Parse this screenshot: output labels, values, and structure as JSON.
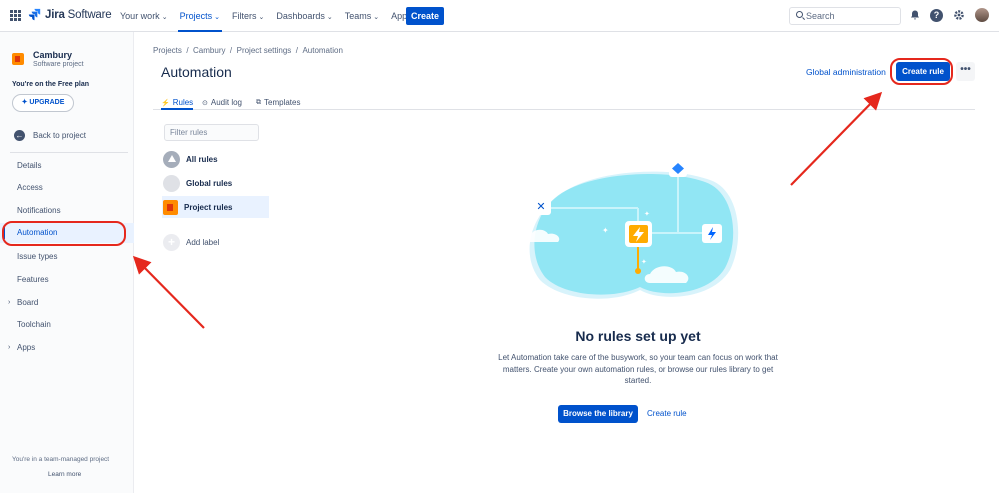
{
  "topbar": {
    "logo_brand": "Jira",
    "logo_product": " Software",
    "nav": [
      {
        "label": "Your work",
        "caret": "⌄"
      },
      {
        "label": "Projects",
        "caret": "⌄"
      },
      {
        "label": "Filters",
        "caret": "⌄"
      },
      {
        "label": "Dashboards",
        "caret": "⌄"
      },
      {
        "label": "Teams",
        "caret": "⌄"
      },
      {
        "label": "Apps",
        "caret": "⌄"
      }
    ],
    "create_label": "Create",
    "search_placeholder": "Search",
    "help_glyph": "?"
  },
  "sidebar": {
    "project_name": "Cambury",
    "project_type": "Software project",
    "plan_text": "You're on the Free plan",
    "upgrade_label": "UPGRADE",
    "back_label": "Back to project",
    "items": [
      "Details",
      "Access",
      "Notifications",
      "Automation",
      "Issue types",
      "Features",
      "Board",
      "Toolchain",
      "Apps"
    ],
    "team_note": "You're in a team-managed project",
    "learn_more": "Learn more"
  },
  "main": {
    "breadcrumb": [
      "Projects",
      "Cambury",
      "Project settings",
      "Automation"
    ],
    "breadcrumb_sep": "  /  ",
    "title": "Automation",
    "global_admin": "Global administration",
    "create_rule": "Create rule",
    "more_glyph": "•••",
    "tabs": [
      "Rules",
      "Audit log",
      "Templates"
    ],
    "filter_placeholder": "Filter rules",
    "labels": [
      "All rules",
      "Global rules",
      "Project rules"
    ],
    "add_label": "Add label",
    "empty_title": "No rules set up yet",
    "empty_desc": "Let Automation take care of the busywork, so your team can focus on work that matters. Create your own automation rules, or browse our rules library to get started.",
    "browse_label": "Browse the library",
    "create_rule_link": "Create rule"
  },
  "colors": {
    "accent": "#0052cc",
    "annotation": "#e5281d"
  }
}
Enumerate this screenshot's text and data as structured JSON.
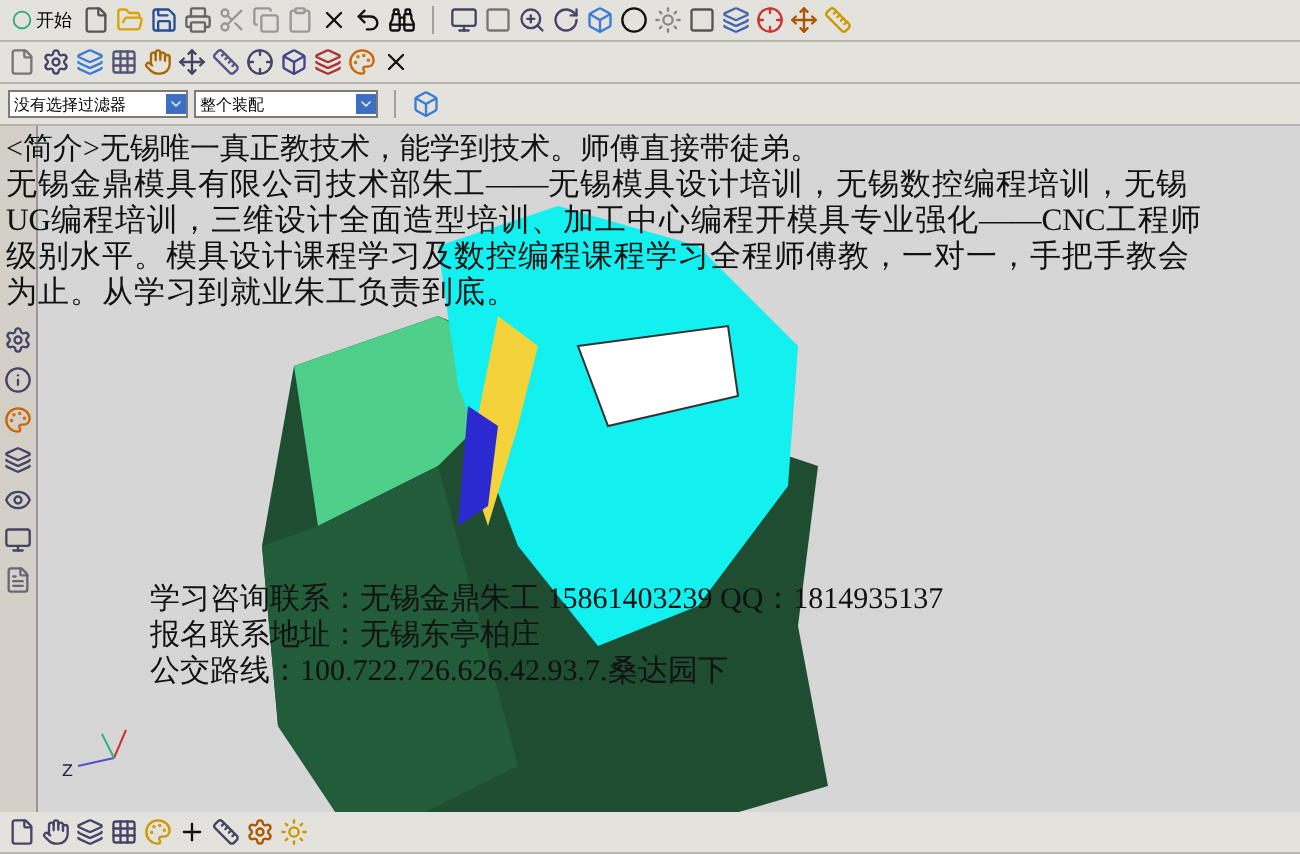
{
  "menu": {
    "start_label": "开始"
  },
  "filters": [
    {
      "value": "没有选择过滤器"
    },
    {
      "value": "整个装配"
    }
  ],
  "overlay": {
    "intro": "<简介>无锡唯一真正教技术，能学到技术。师傅直接带徒弟。",
    "paragraph": "无锡金鼎模具有限公司技术部朱工——无锡模具设计培训，无锡数控编程培训，无锡UG编程培训，三维设计全面造型培训、加工中心编程开模具专业强化——CNC工程师级别水平。模具设计课程学习及数控编程课程学习全程师傅教，一对一，手把手教会为止。从学习到就业朱工负责到底。",
    "contacts": [
      "学习咨询联系：无锡金鼎朱工 15861403239 QQ：1814935137",
      "报名联系地址：无锡东亭柏庄",
      "公交路线：100.722.726.626.42.93.7.桑达园下"
    ]
  },
  "viewport": {
    "axis_label": "Z"
  }
}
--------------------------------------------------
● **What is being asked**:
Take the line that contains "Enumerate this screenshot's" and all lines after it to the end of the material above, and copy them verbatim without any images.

● **Response box**:
Enumerate this screenshot's text and data as structured JSON.
{
  "menu": {
    "start_label": "开始"
  },
  "filters": [
    {
      "value": "没有选择过滤器"
    },
    {
      "value": "整个装配"
    }
  ],
  "overlay": {
    "intro": "<简介>无锡唯一真正教技术，能学到技术。师傅直接带徒弟。",
    "paragraph": "无锡金鼎模具有限公司技术部朱工——无锡模具设计培训，无锡数控编程培训，无锡UG编程培训，三维设计全面造型培训、加工中心编程开模具专业强化——CNC工程师级别水平。模具设计课程学习及数控编程课程学习全程师傅教，一对一，手把手教会为止。从学习到就业朱工负责到底。",
    "contacts": [
      "学习咨询联系：无锡金鼎朱工 15861403239 QQ：1814935137",
      "报名联系地址：无锡东亭柏庄",
      "公交路线：100.722.726.626.42.93.7.桑达园下"
    ]
  },
  "viewport": {
    "axis_label": "Z"
  }
}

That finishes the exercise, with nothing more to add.